> [Task prompt] All lines in the data below carrying the string "this" are to be located and copied.

> [Exercise data]
■ ■ ■
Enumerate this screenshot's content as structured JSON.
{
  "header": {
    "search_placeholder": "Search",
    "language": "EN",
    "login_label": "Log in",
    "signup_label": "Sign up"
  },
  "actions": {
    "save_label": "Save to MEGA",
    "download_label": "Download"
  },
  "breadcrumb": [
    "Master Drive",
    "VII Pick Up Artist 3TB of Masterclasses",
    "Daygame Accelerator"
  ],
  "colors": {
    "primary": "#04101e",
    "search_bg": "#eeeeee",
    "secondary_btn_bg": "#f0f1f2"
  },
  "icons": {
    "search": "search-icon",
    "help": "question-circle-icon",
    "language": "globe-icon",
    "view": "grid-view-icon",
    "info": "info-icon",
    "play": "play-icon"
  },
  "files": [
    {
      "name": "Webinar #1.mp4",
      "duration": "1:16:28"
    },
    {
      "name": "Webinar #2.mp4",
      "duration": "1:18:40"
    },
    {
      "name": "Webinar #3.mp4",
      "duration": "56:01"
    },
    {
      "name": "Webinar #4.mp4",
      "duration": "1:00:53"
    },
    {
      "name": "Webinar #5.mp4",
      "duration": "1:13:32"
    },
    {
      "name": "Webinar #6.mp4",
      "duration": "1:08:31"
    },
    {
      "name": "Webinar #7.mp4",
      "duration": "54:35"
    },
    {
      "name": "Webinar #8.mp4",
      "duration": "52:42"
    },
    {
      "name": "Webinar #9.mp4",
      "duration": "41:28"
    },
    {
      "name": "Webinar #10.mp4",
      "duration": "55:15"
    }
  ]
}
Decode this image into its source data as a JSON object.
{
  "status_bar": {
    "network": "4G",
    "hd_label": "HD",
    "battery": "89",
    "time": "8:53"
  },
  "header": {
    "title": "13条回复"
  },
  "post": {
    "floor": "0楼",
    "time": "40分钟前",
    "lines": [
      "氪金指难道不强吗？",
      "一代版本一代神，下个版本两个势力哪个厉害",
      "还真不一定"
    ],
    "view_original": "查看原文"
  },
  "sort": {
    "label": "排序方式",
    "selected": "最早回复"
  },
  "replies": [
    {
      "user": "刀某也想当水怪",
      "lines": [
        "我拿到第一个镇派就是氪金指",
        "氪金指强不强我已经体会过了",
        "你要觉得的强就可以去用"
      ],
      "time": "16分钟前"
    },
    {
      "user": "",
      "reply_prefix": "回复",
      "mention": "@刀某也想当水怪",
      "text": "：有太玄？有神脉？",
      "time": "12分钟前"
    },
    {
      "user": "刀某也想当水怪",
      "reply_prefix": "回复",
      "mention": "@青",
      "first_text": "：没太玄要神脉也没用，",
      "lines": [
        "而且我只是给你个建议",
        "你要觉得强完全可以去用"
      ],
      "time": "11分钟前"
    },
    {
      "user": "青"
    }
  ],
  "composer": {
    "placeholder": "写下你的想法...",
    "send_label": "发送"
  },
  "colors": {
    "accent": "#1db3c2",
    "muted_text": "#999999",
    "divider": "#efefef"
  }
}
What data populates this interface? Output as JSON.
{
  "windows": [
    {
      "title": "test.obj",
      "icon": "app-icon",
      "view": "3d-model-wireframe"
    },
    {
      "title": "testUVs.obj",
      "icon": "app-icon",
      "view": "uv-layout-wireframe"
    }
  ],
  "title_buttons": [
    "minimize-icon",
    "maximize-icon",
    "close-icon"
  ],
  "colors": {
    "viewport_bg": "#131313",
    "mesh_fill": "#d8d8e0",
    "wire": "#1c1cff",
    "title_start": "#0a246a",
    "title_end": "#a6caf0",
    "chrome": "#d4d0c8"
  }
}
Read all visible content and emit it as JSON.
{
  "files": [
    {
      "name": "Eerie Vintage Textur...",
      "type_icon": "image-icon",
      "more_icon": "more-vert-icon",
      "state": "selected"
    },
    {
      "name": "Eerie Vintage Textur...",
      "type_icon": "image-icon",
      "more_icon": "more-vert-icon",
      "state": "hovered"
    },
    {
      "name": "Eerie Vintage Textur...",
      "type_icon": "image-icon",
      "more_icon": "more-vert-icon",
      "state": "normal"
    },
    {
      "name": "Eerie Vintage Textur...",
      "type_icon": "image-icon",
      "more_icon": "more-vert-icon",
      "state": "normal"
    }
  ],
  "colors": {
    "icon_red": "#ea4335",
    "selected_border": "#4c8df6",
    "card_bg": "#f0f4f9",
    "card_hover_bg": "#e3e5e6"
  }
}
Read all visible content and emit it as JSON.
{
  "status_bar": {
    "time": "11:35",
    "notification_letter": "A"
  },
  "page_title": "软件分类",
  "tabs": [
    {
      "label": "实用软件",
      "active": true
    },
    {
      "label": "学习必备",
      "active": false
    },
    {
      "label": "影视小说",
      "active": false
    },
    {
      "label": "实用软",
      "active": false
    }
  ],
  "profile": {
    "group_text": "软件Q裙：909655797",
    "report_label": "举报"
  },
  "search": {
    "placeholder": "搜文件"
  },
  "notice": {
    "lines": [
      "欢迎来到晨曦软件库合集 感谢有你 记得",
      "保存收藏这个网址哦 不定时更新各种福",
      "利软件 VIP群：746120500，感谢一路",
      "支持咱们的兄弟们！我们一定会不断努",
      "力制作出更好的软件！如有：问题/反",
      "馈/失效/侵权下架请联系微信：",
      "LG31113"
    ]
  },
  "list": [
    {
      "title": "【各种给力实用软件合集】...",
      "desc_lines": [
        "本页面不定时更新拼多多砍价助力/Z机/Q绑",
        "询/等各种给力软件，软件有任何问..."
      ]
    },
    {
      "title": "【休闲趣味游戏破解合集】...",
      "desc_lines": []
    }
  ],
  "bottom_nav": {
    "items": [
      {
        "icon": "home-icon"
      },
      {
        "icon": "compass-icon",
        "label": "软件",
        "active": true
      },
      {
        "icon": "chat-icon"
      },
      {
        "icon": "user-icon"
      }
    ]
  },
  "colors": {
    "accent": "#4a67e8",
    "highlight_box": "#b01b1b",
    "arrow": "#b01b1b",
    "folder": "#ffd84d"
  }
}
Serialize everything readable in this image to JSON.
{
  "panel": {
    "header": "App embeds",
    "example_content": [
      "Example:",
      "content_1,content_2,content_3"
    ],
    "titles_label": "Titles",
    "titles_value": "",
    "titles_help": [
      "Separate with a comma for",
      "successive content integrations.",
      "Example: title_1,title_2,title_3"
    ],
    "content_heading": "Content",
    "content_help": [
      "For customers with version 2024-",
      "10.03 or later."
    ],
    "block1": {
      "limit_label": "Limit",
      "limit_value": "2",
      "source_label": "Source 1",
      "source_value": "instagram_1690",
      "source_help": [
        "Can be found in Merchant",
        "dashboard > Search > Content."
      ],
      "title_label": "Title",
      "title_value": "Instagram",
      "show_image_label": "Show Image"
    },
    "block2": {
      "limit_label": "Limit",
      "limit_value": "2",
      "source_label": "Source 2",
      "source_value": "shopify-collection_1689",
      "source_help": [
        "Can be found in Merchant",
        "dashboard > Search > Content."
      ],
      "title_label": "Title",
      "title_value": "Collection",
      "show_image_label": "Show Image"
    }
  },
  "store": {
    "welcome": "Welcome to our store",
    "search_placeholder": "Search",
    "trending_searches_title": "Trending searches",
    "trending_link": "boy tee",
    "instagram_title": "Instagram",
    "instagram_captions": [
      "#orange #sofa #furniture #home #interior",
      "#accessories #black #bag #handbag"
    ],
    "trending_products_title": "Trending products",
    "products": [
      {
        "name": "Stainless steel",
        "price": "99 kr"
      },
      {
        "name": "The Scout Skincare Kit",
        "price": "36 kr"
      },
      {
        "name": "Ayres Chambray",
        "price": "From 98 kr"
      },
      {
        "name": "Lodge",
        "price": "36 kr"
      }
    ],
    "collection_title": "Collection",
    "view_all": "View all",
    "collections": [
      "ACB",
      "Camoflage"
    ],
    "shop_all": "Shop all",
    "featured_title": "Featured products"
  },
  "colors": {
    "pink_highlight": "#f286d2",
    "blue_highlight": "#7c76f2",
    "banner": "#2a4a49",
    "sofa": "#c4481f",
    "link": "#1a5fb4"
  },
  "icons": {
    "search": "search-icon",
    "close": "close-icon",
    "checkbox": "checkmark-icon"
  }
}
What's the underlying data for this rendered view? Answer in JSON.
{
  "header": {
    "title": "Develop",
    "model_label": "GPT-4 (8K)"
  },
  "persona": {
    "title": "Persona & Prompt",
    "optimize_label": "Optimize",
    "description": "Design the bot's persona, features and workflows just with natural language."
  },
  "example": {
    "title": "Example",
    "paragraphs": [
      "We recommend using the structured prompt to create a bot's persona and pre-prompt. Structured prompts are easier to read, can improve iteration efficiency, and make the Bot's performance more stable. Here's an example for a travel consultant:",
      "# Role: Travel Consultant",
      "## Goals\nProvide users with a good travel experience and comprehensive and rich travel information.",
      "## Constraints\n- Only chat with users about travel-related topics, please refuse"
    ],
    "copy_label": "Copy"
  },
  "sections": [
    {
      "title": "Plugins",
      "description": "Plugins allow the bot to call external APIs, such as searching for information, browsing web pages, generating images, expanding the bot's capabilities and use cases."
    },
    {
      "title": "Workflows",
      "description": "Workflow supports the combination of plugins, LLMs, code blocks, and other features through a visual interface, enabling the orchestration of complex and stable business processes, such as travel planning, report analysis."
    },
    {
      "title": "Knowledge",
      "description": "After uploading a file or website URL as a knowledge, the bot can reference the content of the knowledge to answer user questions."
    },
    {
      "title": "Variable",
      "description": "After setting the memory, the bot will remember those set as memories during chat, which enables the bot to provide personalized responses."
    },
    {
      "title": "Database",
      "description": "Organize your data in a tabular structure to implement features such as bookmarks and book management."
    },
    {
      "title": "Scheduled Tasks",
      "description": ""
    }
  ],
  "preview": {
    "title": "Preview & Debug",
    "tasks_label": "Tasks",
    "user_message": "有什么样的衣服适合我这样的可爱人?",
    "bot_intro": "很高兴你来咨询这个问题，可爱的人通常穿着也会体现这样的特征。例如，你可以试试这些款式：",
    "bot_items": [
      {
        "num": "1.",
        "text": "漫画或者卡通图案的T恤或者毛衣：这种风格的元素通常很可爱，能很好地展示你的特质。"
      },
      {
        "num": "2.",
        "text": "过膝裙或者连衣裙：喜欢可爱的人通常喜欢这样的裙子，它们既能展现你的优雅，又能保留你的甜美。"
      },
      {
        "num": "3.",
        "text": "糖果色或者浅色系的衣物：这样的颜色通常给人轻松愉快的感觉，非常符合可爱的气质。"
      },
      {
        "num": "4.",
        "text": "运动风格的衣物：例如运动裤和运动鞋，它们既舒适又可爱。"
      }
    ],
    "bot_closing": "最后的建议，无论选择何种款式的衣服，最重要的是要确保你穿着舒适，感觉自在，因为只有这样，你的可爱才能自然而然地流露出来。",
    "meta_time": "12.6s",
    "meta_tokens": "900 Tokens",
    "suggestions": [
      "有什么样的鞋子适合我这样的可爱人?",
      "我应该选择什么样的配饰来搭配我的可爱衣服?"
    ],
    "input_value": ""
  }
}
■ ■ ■
> [Your solution]
Enumerate this screenshot's content as structured JSON.
Decode this image into its source data as a JSON object.
What data populates this interface? Output as JSON.
Serialize everything readable in this image to JSON.
What's the underlying data for this rendered view? Answer in JSON.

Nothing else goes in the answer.